Instructions to follow: The data beneath this task has to be reprinted character for character.

Material supplied:
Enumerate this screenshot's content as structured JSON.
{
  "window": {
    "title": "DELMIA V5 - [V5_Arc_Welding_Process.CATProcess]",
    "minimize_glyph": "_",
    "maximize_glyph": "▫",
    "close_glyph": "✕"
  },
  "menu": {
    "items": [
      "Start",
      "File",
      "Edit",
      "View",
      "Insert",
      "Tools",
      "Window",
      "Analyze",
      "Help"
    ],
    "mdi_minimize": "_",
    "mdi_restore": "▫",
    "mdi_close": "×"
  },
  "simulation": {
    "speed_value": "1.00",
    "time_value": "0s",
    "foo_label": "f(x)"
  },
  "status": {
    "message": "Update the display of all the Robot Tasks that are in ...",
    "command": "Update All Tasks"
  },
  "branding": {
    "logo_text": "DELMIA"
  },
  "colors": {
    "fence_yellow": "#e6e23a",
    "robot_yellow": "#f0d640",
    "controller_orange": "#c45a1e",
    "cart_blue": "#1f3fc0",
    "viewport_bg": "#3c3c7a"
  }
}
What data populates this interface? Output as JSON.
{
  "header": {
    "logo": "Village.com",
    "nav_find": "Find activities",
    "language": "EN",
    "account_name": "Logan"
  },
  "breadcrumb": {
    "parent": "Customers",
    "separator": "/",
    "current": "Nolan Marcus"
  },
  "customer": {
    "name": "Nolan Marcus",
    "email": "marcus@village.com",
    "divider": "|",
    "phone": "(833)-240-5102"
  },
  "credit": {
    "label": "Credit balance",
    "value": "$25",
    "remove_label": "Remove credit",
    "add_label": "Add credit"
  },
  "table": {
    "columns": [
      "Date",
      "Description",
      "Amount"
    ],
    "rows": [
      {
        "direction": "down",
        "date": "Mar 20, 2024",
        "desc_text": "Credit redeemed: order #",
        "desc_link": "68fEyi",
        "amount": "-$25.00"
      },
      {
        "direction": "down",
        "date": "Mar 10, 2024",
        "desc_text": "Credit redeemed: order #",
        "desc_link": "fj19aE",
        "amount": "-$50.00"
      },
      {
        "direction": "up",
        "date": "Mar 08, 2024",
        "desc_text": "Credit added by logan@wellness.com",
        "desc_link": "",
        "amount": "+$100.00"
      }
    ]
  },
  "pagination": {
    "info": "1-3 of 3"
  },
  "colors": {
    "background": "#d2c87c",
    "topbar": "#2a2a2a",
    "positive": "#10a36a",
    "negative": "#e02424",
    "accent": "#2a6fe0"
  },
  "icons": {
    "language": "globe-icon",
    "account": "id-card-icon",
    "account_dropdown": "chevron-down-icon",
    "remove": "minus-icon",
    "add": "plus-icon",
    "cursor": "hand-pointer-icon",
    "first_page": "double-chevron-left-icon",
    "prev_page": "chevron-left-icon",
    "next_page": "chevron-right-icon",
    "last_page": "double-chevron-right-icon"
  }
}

Exercise response:
Enumerate this screenshot's content as structured JSON.
{
  "window": {
    "title": "DELMIA V5 - [V5_Arc_Welding_Process.CATProcess]",
    "minimize_glyph": "_",
    "maximize_glyph": "▫",
    "close_glyph": "✕"
  },
  "menu": {
    "items": [
      "Start",
      "File",
      "Edit",
      "View",
      "Insert",
      "Tools",
      "Window",
      "Analyze",
      "Help"
    ],
    "mdi_minimize": "_",
    "mdi_restore": "▫",
    "mdi_close": "×"
  },
  "simulation": {
    "speed_value": "1.00",
    "time_value": "0s",
    "foo_label": "f(x)"
  },
  "status": {
    "message": "Update the display of all the Robot Tasks that are in ...",
    "command": "Update All Tasks"
  },
  "branding": {
    "logo_text": "DELMIA"
  },
  "colors": {
    "fence_yellow": "#e6e23a",
    "robot_yellow": "#f0d640",
    "controller_orange": "#c45a1e",
    "cart_blue": "#1f3fc0",
    "viewport_bg": "#3c3c7a"
  }
}
What data populates this interface? Output as JSON.
{
  "header": {
    "logo": "Village.com",
    "nav_find": "Find activities",
    "language": "EN",
    "account_name": "Logan"
  },
  "breadcrumb": {
    "parent": "Customers",
    "separator": "/",
    "current": "Nolan Marcus"
  },
  "customer": {
    "name": "Nolan Marcus",
    "email": "marcus@village.com",
    "divider": "|",
    "phone": "(833)-240-5102"
  },
  "credit": {
    "label": "Credit balance",
    "value": "$25",
    "remove_label": "Remove credit",
    "add_label": "Add credit"
  },
  "table": {
    "columns": [
      "Date",
      "Description",
      "Amount"
    ],
    "rows": [
      {
        "direction": "down",
        "date": "Mar 20, 2024",
        "desc_text": "Credit redeemed: order #",
        "desc_link": "68fEyi",
        "amount": "-$25.00"
      },
      {
        "direction": "down",
        "date": "Mar 10, 2024",
        "desc_text": "Credit redeemed: order #",
        "desc_link": "fj19aE",
        "amount": "-$50.00"
      },
      {
        "direction": "up",
        "date": "Mar 08, 2024",
        "desc_text": "Credit added by logan@wellness.com",
        "desc_link": "",
        "amount": "+$100.00"
      }
    ]
  },
  "pagination": {
    "info": "1-3 of 3"
  },
  "colors": {
    "background": "#d2c87c",
    "topbar": "#2a2a2a",
    "positive": "#10a36a",
    "negative": "#e02424",
    "accent": "#2a6fe0"
  },
  "icons": {
    "language": "globe-icon",
    "account": "id-card-icon",
    "account_dropdown": "chevron-down-icon",
    "remove": "minus-icon",
    "add": "plus-icon",
    "cursor": "hand-pointer-icon",
    "first_page": "double-chevron-left-icon",
    "prev_page": "chevron-left-icon",
    "next_page": "chevron-right-icon",
    "last_page": "double-chevron-right-icon"
  }
}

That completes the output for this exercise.